Katrina: Eight Years Later

August 29,2013 marks the eighth anniversary that Hurricane Katrina made landfall on the port city of New Orleans, LA. The category 4 storm wreaked havoc on the city and destroyed businesses, homes, displaced families and resulted in over 1,800 deaths and $103 billion in damages. The storm was one of the worst natural disasters in U.S. history next to the 1900 hurricane that met the shores of Galveston, TX. A fellow classmate and Louisiana native Reggie Dominique (@iamReGGO ) tweeted how his family rode out the storm and had no running water or electricity for about two weeks. Despite the hurricane flooding 80 percent of the city, it wasn’t as disastrous as the governmental response and news coverage soon before, during and after the catastrophe. I remember discussing the coverage of the hurricane in my Intro to Reporting class while as a freshman at Texas Southern and we found it weird how the media depicted the Katrina survivors as “refugees.” I thought it to be rather crass and not in the best interest of the media outlets to refer to them in that manner. The following article from Real Clear Politics tells a vivid account of how the media let on that what actually happened. Here is the link. However, I can say that some of the coverage where reporters interviewed survivors and giving viewers a close-up account of the damage was superb. It was equally sad how the PR teams from the governor’s office in Baton Rouge handled it as well. I doubt there was a communication plan in place in case of a natural disaster of Katrina’s magnitude. The FEMA response was porous and President George W. Bush’s response to the tragedy was a defining moment in his administration aside from declaring war on Iraq. It took him four days to get to New Orleans to assess the damage but when hurricanes hit Florida a few years prior; he was there in a moment’s notice.

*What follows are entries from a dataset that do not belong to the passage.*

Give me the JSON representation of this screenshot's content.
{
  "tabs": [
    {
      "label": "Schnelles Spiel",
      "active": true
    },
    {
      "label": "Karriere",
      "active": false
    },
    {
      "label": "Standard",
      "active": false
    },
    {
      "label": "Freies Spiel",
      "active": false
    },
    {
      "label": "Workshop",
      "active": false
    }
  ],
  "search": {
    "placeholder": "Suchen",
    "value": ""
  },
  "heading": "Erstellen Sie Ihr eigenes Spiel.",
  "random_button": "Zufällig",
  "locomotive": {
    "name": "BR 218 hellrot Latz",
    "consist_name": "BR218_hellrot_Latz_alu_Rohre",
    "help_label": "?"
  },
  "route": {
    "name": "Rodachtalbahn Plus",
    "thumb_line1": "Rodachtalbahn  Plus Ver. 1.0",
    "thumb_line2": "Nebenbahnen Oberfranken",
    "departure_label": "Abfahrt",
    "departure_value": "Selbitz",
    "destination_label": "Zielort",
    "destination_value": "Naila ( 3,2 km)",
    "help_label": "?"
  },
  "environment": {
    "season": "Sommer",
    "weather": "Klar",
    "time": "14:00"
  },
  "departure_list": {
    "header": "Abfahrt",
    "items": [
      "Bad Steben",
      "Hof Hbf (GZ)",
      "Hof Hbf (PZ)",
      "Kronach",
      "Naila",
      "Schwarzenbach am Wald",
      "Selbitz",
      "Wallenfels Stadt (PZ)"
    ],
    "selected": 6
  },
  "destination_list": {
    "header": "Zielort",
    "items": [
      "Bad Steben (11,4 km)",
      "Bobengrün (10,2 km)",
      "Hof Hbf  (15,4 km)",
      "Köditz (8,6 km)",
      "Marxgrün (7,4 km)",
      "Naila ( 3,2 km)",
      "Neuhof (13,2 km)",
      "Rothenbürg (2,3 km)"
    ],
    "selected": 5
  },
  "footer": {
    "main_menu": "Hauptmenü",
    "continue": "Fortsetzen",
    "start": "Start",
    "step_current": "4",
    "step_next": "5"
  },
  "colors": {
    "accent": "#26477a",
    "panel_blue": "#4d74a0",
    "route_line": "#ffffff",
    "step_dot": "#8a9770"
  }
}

The lesson learned here is to be prepared for all natural disasters big and small and for the media to just report the facts and not have a set agenda.